Baker, during a House Energy Subcommittee on Communications, Technology and the Internet hearing on the national broadband plan. (Photo by Scott J. Ferrell/Congressional Quarterly)
The group representing wireless carriers is looking to Congress for help in trying to convince the Federal Communications Commission to continue treating mobile broadband differently from fixed broadband in its net neutrality rules, which has meant fewer requirements for mobile.
CTIA – The Wireless Association sent a letter to all lawmakers Thursday asking for “support in urging the Federal Communications Commission… to retain mobile-specific Open Internet rules that reflect the unique engineering, competitive, and legal conditions of today’s 4G LTE mobile network.”

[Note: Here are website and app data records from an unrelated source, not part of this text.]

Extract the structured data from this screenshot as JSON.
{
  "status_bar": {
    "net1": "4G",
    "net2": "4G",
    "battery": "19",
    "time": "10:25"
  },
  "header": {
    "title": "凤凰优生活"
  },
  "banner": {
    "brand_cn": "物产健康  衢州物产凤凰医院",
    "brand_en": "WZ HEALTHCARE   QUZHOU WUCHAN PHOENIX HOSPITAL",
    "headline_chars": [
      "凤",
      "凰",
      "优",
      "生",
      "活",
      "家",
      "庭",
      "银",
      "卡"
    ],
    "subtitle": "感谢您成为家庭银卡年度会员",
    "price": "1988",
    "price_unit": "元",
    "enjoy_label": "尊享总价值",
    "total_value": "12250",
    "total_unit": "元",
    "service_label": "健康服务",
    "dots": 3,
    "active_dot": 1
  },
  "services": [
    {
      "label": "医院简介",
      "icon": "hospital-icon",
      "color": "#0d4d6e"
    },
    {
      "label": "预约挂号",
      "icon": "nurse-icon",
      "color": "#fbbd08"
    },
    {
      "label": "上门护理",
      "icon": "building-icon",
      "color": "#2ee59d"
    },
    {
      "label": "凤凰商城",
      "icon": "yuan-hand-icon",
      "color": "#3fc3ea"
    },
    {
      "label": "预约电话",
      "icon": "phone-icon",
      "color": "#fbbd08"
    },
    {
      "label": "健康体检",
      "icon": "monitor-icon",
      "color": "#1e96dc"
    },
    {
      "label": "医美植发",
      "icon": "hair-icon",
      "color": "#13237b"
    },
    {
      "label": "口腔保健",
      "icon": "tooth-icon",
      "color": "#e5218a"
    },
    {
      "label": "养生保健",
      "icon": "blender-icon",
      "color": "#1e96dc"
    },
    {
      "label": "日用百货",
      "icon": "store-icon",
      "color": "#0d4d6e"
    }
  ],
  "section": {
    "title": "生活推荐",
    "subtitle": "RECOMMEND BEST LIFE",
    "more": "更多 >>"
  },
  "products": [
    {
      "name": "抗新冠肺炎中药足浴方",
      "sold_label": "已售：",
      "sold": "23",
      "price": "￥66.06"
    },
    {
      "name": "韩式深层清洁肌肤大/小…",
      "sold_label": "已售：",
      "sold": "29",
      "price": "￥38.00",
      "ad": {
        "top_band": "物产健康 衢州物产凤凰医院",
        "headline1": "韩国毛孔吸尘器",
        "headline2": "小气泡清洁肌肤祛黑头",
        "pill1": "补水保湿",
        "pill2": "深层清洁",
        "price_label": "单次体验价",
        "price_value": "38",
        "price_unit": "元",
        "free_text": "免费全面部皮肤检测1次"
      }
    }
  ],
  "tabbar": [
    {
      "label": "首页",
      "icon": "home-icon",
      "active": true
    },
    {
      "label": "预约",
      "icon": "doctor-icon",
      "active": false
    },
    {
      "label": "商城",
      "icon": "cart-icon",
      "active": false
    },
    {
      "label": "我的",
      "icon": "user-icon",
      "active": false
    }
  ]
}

The FCC’s 2010 Open Internet rules didn’t apply to mobile broadband to the same extent as fixed broadband. In rewriting those rules (after the bulk of them were struck down by an appeals court earlier this year) the current Notice of Proposed Rulemaking before the FCC asks whether the agency should revisit that different treatment given big changes in the mobile market that have happened over the past few years.
CTIA has contended that mobile faces different technical issues than fixed broadband and that there’s more competition in the mobile marketplace, and in Thursday’s letter to lawmakers, the group’s president and CEO Meredith Attwell Baker writes:
As the FCC contemplates revising its Open Internet rules, it is vitally important for the Commission to retain the mobile-specific approach that has governed the mobile industry since 2010. Under that approach, which recognized the very significant engineering differences between wireless and wireline networks, wireless operators have been able to compete, invest and innovate.
She goes on to write that: “Contrary to the assertions of some that wireless broadband’s success justifies a heavier regulatory burden, the industry’s record of investment, innovation and expanded consumer choice strongly suggests that the FCC got it right in 2010.”
The letter also calls on lawmakers to “direct the FCC to not reclassify mobile broadband as a Title II service,” contending that current law bars the agency from such action and that doing so would spur “litigation and uncertainty.”